= Task item =
Look through the lines below and extract each one that contains "method".

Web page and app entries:
--

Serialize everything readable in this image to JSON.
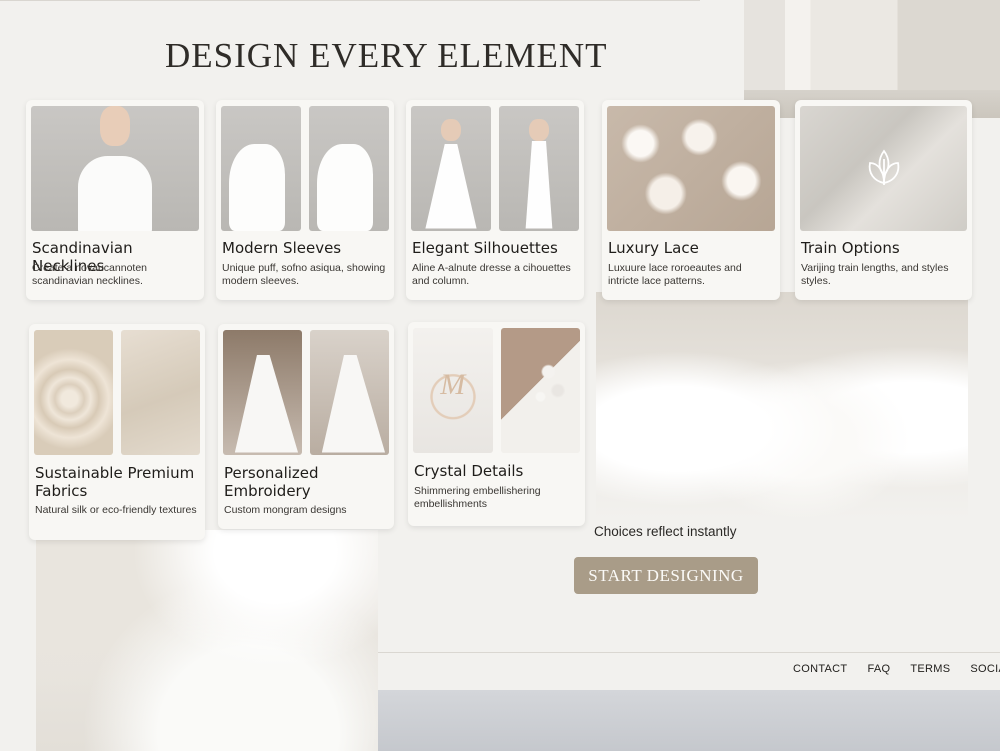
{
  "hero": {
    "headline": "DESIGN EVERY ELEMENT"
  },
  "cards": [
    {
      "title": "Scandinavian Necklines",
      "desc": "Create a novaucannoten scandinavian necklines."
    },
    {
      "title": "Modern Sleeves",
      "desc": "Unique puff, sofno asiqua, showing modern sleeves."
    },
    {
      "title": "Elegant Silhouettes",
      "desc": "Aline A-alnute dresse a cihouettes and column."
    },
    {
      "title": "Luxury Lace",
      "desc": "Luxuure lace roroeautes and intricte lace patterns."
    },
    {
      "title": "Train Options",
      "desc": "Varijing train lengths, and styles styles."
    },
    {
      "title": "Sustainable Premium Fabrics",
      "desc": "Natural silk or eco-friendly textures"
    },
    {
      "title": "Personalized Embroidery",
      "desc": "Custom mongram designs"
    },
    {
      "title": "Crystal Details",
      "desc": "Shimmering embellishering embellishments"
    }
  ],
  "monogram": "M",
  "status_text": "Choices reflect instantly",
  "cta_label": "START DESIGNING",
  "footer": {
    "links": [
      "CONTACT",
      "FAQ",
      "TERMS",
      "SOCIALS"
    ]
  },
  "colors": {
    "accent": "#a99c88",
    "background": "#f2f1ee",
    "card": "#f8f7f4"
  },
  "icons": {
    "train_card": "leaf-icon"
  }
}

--

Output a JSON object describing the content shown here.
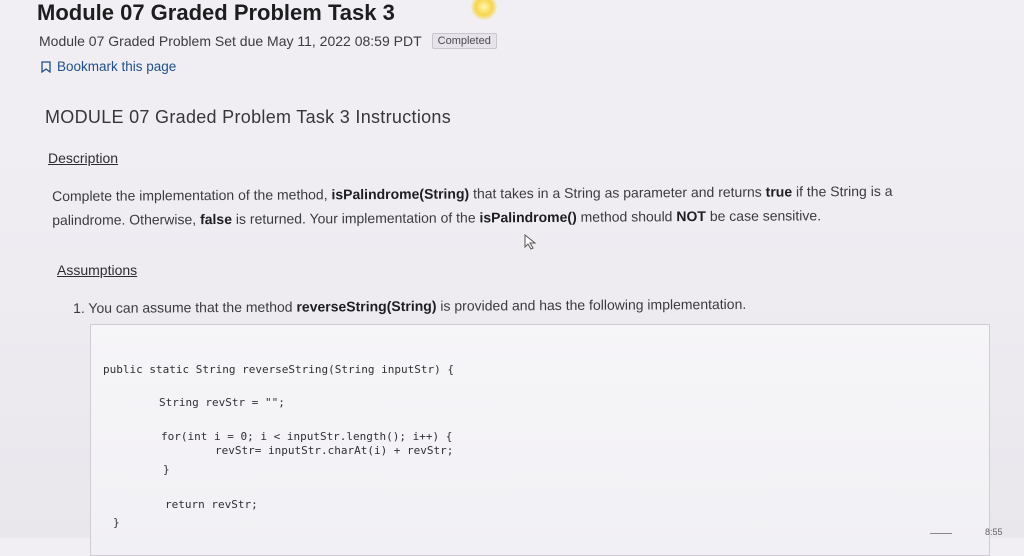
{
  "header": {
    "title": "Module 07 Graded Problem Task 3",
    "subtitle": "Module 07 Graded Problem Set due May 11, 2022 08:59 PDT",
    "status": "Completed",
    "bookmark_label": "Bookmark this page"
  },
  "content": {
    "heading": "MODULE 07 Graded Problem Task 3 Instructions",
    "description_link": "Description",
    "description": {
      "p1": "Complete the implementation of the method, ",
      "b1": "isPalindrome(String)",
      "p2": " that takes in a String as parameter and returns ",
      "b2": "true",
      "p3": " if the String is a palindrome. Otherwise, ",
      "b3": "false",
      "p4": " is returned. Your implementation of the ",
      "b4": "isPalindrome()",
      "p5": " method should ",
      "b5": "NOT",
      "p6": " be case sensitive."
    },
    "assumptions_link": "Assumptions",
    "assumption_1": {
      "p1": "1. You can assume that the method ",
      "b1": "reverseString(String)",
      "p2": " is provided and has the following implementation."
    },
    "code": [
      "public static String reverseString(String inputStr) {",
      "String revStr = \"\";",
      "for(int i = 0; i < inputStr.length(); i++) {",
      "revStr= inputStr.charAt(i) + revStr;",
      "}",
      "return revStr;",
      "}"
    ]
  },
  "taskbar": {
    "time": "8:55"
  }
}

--

= Reply =
      "p1": "Complete the implementation of the method, ",
      "p5": " method should ",
      "p1": "1. You can assume that the method ",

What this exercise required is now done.